Alexandria Cipolla (top) and Shelby Flynn and another student enjoy drinking coconuts with students from Cove Elementary School in Jamaica.
Alexandria Cipolla (top) and Shelby Flynn and another student enjoy drinking coconuts with students from Cove Elementary School in Jamaica.

This past spring break the UConn Office of Fraternity & Sorority Life took their first alternative spring break to help out two different schools in Jamaica.

Alexandria Cipolla and Shelby Flynn were among two of the ten UConn students involved in the trip, and both are Neag School of Education students.

Flynn, a special education major, found the experience to be very eye opening.

“Speaking to teachers and principals and the students was inspiring,” said Flynn. “Two things that really stood out to me were the mottos of the schools. ‘Hard work brings true joy’ and ‘perseverance brings success.’ The schools promoted literacy and really emphasized the power of reading.”

The first half of the week was spent in Negril, at an elementary school called Cove School.
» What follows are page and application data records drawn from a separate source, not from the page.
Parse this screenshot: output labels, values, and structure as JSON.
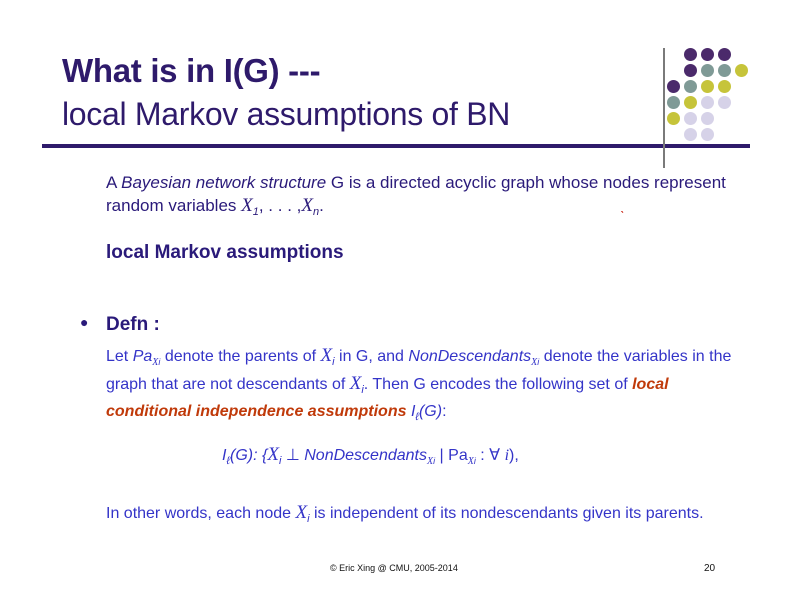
{
  "title": {
    "line1": "What is in I(G) ---",
    "line2": "local Markov assumptions of BN"
  },
  "colors": {
    "title": "#2e1a6b",
    "body": "#3434c8",
    "emphasis": "#c03a0a",
    "dot_purple": "#4b2a6b",
    "dot_gray": "#7f9a96",
    "dot_olive": "#c6c43a",
    "dot_lavender": "#d6d2e8"
  },
  "intro": {
    "p1": "A ",
    "p2_italic": "Bayesian network structure",
    "p3": " G is a directed acyclic graph whose nodes represent random variables ",
    "x": "X",
    "sub1": "1",
    "dots": ", . . . ,",
    "subn": "n",
    "period": "."
  },
  "stray_mark": "ˋ",
  "section_heading": "local Markov assumptions",
  "bullet_glyph": "●",
  "defn_label": "Defn :",
  "definition": {
    "t1": "Let ",
    "pa": "Pa",
    "t2": " denote the parents of ",
    "t3": " in G, and ",
    "nondesc": "NonDescendants",
    "t4": " denote the variables in the graph that are not descendants of ",
    "t5": ". Then G encodes the following set of ",
    "emph": "local conditional independence assumptions",
    "t6": " ",
    "il": "I",
    "l": "ℓ",
    "g": "(G)",
    "t7": ":"
  },
  "formula": {
    "il": "I",
    "l": "ℓ",
    "g": "(G): {",
    "x": "X",
    "i": "i",
    "perp": " ⊥ ",
    "nondesc": "NonDescendants",
    "bar": " | Pa",
    "colon": " : ∀ ",
    "end": "),"
  },
  "conclusion": {
    "t1": "In other words, each node ",
    "x": "X",
    "i": "i",
    "t2": " is independent of its nondescendants given its parents."
  },
  "footer": "© Eric Xing @ CMU, 2005-2014",
  "page_number": "20"
}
At Cove School, they helped scrape rust off the gates at the school, sand them down and then repaint them. They also painted the entire outside of the school. The second half of the week was spent in Treasure Beach where the students helped out with a mural painting at another elementary school and an infant school (what Jamaica considers a school for pre-school and kindergarten).

Cipolla found that the alternative break was a good educational experience, both as a Neag student and as a member of a sorority.

“It was an amazing educational experience,” said Cipolla, an elementary education major. “I learned a great deal about global education, and was able to see how the education system works in a completely different area.”

The two students also found that the value of education in other countries is viewed and treated differently than in the United States.

“Education is not a ‘right’ in Jamaica and is funded by the families,” said Cipolla. “It is also a very different system, and was very interesting to observe.”

For Flynn, the week in Jamaica was a refreshing experience to see how education was viewed in Jamaica.

“Students are encouraged to be hard workers,” said Flynn. “When they enter the sixth grade at some of the schools, they have to take a test to attend high school. Most of the students expressed an interest for math or language.”

Both students found that their group’s work for the week not only gave the schools an extra pair of hands, support and resources but also gave the students of those schools new college role models that they could look up to.

“The PTA at Cove School was so grateful for our time. Every day we were at the site, he brought all of us a coconut as a sign of his appreciation for our work,’ said Flynn. “He had two children who attended Cove School and he was thankful for us being there. We were able to first drink the juice from the coconut and then [he] taught the correct way to eat a fresh coconut.”

As a part of Neag, Flynn and Cipolla found the experience even more rewarding and encourage more Neag students to consider attending alternative breaks.

“Being able to serve a community and a cause that we are already passionate about made the trip even more rewarding,” said Flynn. “I would definitely recommend any type of service trip to other Neag students.”

While most of the students feel as though they accomplished what they had originally set out to do, they realize that there’s always more work to be done and would gladly go back and continue lending a hand.

“The work is never finished,” said Cipolla. “If given the opportunity, I would go back to serve in Jamaica in a heart beat.”